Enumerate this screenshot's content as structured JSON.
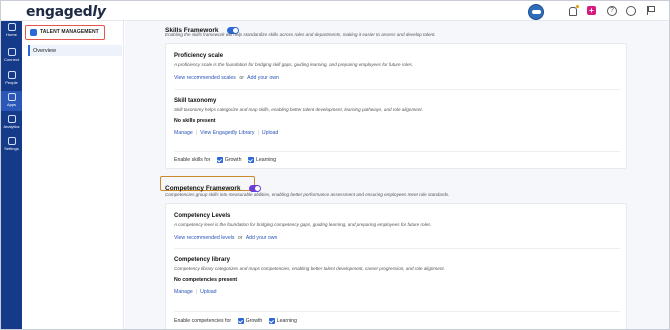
{
  "app": {
    "logo_text": "engaged",
    "logo_suffix": "ly"
  },
  "leftnav": {
    "items": [
      {
        "label": "Home",
        "icon": "home-icon"
      },
      {
        "label": "Connect",
        "icon": "connect-icon"
      },
      {
        "label": "People",
        "icon": "people-icon"
      },
      {
        "label": "Apps",
        "icon": "apps-icon"
      },
      {
        "label": "Analytics",
        "icon": "analytics-icon"
      },
      {
        "label": "Settings",
        "icon": "settings-icon"
      }
    ]
  },
  "header_icons": [
    "mascot-icon",
    "bell-icon",
    "plus-icon",
    "help-icon",
    "clock-icon",
    "flag-icon"
  ],
  "subnav": {
    "module_label": "TALENT MANAGEMENT",
    "items": [
      {
        "label": "Overview"
      }
    ]
  },
  "skills": {
    "title": "Skills Framework",
    "description": "Enabling the skills framework will help standardize skills across roles and departments, making it easier to assess and develop talent.",
    "proficiency": {
      "title": "Proficiency scale",
      "description": "A proficiency scale is the foundation for bridging skill gaps, guiding learning, and preparing employees for future roles.",
      "link1": "View recommended scales",
      "or": "or",
      "link2": "Add your own"
    },
    "taxonomy": {
      "title": "Skill taxonomy",
      "description": "Skill taxonomy helps categorize and map skills, enabling better talent development, learning pathways, and role alignment.",
      "status": "No skills present",
      "links": [
        "Manage",
        "View Engagedly Library",
        "Upload"
      ]
    },
    "enable": {
      "label": "Enable skills for",
      "options": [
        "Growth",
        "Learning"
      ]
    }
  },
  "competency": {
    "title": "Competency Framework",
    "description": "Competencies group skills into measurable abilities, enabling better performance assessment and ensuring employees meet role standards.",
    "levels": {
      "title": "Competency Levels",
      "description": "A competency level is the foundation for bridging competency gaps, guiding learning, and preparing employees for future roles.",
      "link1": "View recommended levels",
      "or": "or",
      "link2": "Add your own"
    },
    "library": {
      "title": "Competency library",
      "description": "Competency library categorizes and maps competencies, enabling better talent development, career progression, and role alignment.",
      "status": "No competencies present",
      "links": [
        "Manage",
        "Upload"
      ]
    },
    "enable": {
      "label": "Enable competencies for",
      "options": [
        "Growth",
        "Learning"
      ]
    }
  },
  "colors": {
    "nav_bg": "#163a8a",
    "accent": "#2a67d8",
    "competency_toggle": "#6a3fd6",
    "highlight_red": "#e2574c",
    "highlight_orange": "#c98a2b"
  }
}
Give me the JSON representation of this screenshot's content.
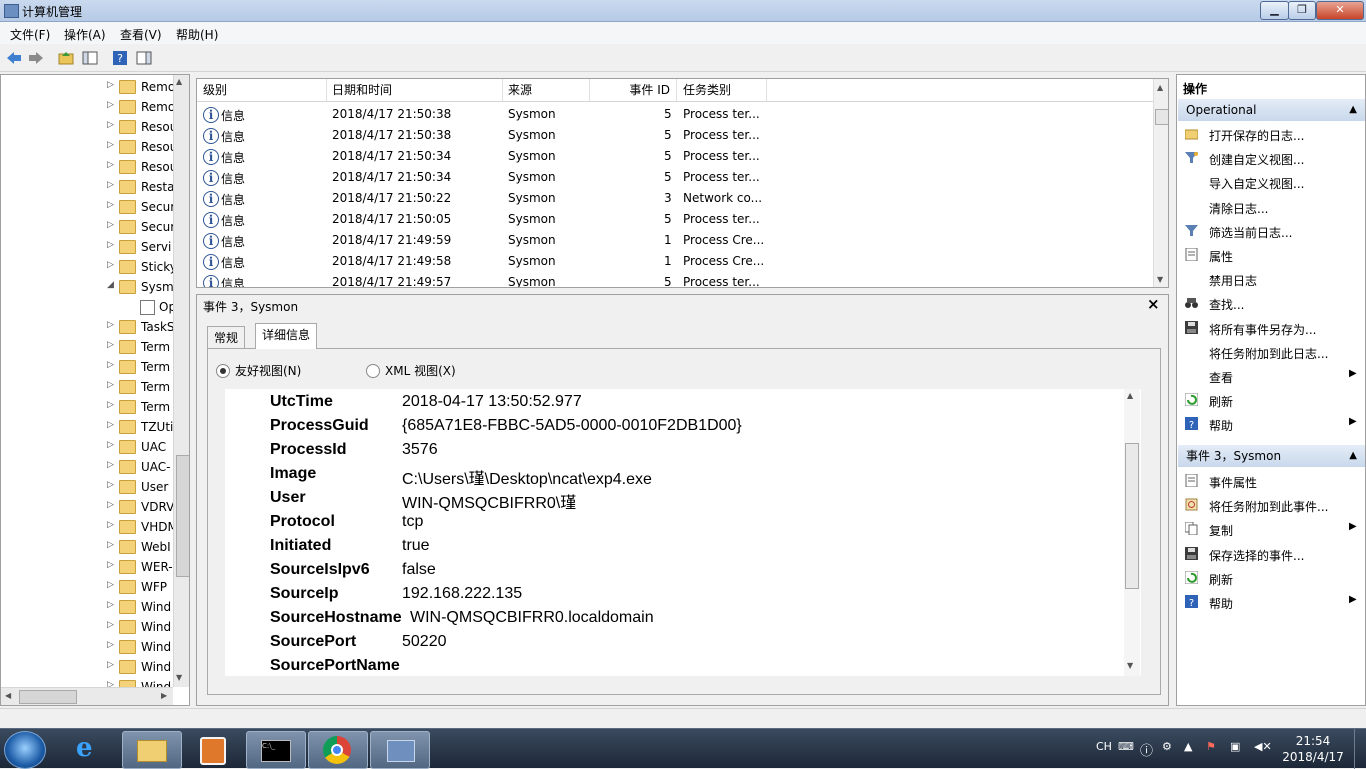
{
  "window": {
    "title": "计算机管理"
  },
  "menu": [
    "文件(F)",
    "操作(A)",
    "查看(V)",
    "帮助(H)"
  ],
  "tree": {
    "items": [
      {
        "label": "Remo",
        "expand": "▷"
      },
      {
        "label": "Remo",
        "expand": "▷"
      },
      {
        "label": "Resou",
        "expand": "▷"
      },
      {
        "label": "Resou",
        "expand": "▷"
      },
      {
        "label": "Resou",
        "expand": "▷"
      },
      {
        "label": "Resta",
        "expand": "▷"
      },
      {
        "label": "Secur",
        "expand": "▷"
      },
      {
        "label": "Secur",
        "expand": "▷"
      },
      {
        "label": "Servi",
        "expand": "▷"
      },
      {
        "label": "Sticky",
        "expand": "▷"
      },
      {
        "label": "Sysm",
        "expand": "◢"
      },
      {
        "label": "Op",
        "expand": ""
      },
      {
        "label": "TaskS",
        "expand": "▷"
      },
      {
        "label": "Term",
        "expand": "▷"
      },
      {
        "label": "Term",
        "expand": "▷"
      },
      {
        "label": "Term",
        "expand": "▷"
      },
      {
        "label": "Term",
        "expand": "▷"
      },
      {
        "label": "TZUti",
        "expand": "▷"
      },
      {
        "label": "UAC",
        "expand": "▷"
      },
      {
        "label": "UAC-",
        "expand": "▷"
      },
      {
        "label": "User",
        "expand": "▷"
      },
      {
        "label": "VDRV",
        "expand": "▷"
      },
      {
        "label": "VHDM",
        "expand": "▷"
      },
      {
        "label": "WebI",
        "expand": "▷"
      },
      {
        "label": "WER-",
        "expand": "▷"
      },
      {
        "label": "WFP",
        "expand": "▷"
      },
      {
        "label": "Wind",
        "expand": "▷"
      },
      {
        "label": "Wind",
        "expand": "▷"
      },
      {
        "label": "Wind",
        "expand": "▷"
      },
      {
        "label": "Wind",
        "expand": "▷"
      },
      {
        "label": "Wind",
        "expand": "▷"
      }
    ]
  },
  "events": {
    "columns": [
      "级别",
      "日期和时间",
      "来源",
      "事件 ID",
      "任务类别"
    ],
    "rows": [
      {
        "level": "信息",
        "datetime": "2018/4/17 21:50:38",
        "source": "Sysmon",
        "id": "5",
        "task": "Process ter..."
      },
      {
        "level": "信息",
        "datetime": "2018/4/17 21:50:38",
        "source": "Sysmon",
        "id": "5",
        "task": "Process ter..."
      },
      {
        "level": "信息",
        "datetime": "2018/4/17 21:50:34",
        "source": "Sysmon",
        "id": "5",
        "task": "Process ter..."
      },
      {
        "level": "信息",
        "datetime": "2018/4/17 21:50:34",
        "source": "Sysmon",
        "id": "5",
        "task": "Process ter..."
      },
      {
        "level": "信息",
        "datetime": "2018/4/17 21:50:22",
        "source": "Sysmon",
        "id": "3",
        "task": "Network co..."
      },
      {
        "level": "信息",
        "datetime": "2018/4/17 21:50:05",
        "source": "Sysmon",
        "id": "5",
        "task": "Process ter..."
      },
      {
        "level": "信息",
        "datetime": "2018/4/17 21:49:59",
        "source": "Sysmon",
        "id": "1",
        "task": "Process Cre..."
      },
      {
        "level": "信息",
        "datetime": "2018/4/17 21:49:58",
        "source": "Sysmon",
        "id": "1",
        "task": "Process Cre..."
      },
      {
        "level": "信息",
        "datetime": "2018/4/17 21:49:57",
        "source": "Sysmon",
        "id": "5",
        "task": "Process ter..."
      }
    ]
  },
  "detail": {
    "title": "事件 3，Sysmon",
    "close": "×",
    "tabs": [
      "常规",
      "详细信息"
    ],
    "view_friendly": "友好视图(N)",
    "view_xml": "XML 视图(X)",
    "fields": [
      {
        "key": "UtcTime",
        "value": "2018-04-17 13:50:52.977"
      },
      {
        "key": "ProcessGuid",
        "value": "{685A71E8-FBBC-5AD5-0000-0010F2DB1D00}"
      },
      {
        "key": "ProcessId",
        "value": "3576"
      },
      {
        "key": "Image",
        "value": "C:\\Users\\瑾\\Desktop\\ncat\\exp4.exe"
      },
      {
        "key": "User",
        "value": "WIN-QMSQCBIFRR0\\瑾"
      },
      {
        "key": "Protocol",
        "value": "tcp"
      },
      {
        "key": "Initiated",
        "value": "true"
      },
      {
        "key": "SourceIsIpv6",
        "value": "false"
      },
      {
        "key": "SourceIp",
        "value": "192.168.222.135"
      },
      {
        "key": "SourceHostname",
        "value": "WIN-QMSQCBIFRR0.localdomain"
      },
      {
        "key": "SourcePort",
        "value": "50220"
      },
      {
        "key": "SourcePortName",
        "value": ""
      }
    ]
  },
  "actions": {
    "header": "操作",
    "section1": "Operational",
    "items1": [
      {
        "label": "打开保存的日志...",
        "icon": "open-folder-icon",
        "submenu": false
      },
      {
        "label": "创建自定义视图...",
        "icon": "filter-create-icon",
        "submenu": false
      },
      {
        "label": "导入自定义视图...",
        "icon": "",
        "submenu": false
      },
      {
        "label": "清除日志...",
        "icon": "",
        "submenu": false
      },
      {
        "label": "筛选当前日志...",
        "icon": "filter-icon",
        "submenu": false
      },
      {
        "label": "属性",
        "icon": "properties-icon",
        "submenu": false
      },
      {
        "label": "禁用日志",
        "icon": "",
        "submenu": false
      },
      {
        "label": "查找...",
        "icon": "binoculars-icon",
        "submenu": false
      },
      {
        "label": "将所有事件另存为...",
        "icon": "save-icon",
        "submenu": false
      },
      {
        "label": "将任务附加到此日志...",
        "icon": "",
        "submenu": false
      },
      {
        "label": "查看",
        "icon": "",
        "submenu": true
      },
      {
        "label": "刷新",
        "icon": "refresh-icon",
        "submenu": false
      },
      {
        "label": "帮助",
        "icon": "help-icon",
        "submenu": true
      }
    ],
    "section2": "事件 3，Sysmon",
    "items2": [
      {
        "label": "事件属性",
        "icon": "event-properties-icon",
        "submenu": false
      },
      {
        "label": "将任务附加到此事件...",
        "icon": "task-icon",
        "submenu": false
      },
      {
        "label": "复制",
        "icon": "copy-icon",
        "submenu": true
      },
      {
        "label": "保存选择的事件...",
        "icon": "save-icon",
        "submenu": false
      },
      {
        "label": "刷新",
        "icon": "refresh-icon",
        "submenu": false
      },
      {
        "label": "帮助",
        "icon": "help-icon",
        "submenu": true
      }
    ]
  },
  "taskbar": {
    "clock_time": "21:54",
    "clock_date": "2018/4/17",
    "ime": "CH"
  }
}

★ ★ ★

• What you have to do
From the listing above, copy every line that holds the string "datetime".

• Answer space
        "datetime": "2018/4/17 21:50:38",
        "datetime": "2018/4/17 21:50:38",
        "datetime": "2018/4/17 21:50:34",
        "datetime": "2018/4/17 21:50:34",
        "datetime": "2018/4/17 21:50:22",
        "datetime": "2018/4/17 21:50:05",
        "datetime": "2018/4/17 21:49:59",
        "datetime": "2018/4/17 21:49:58",
        "datetime": "2018/4/17 21:49:57",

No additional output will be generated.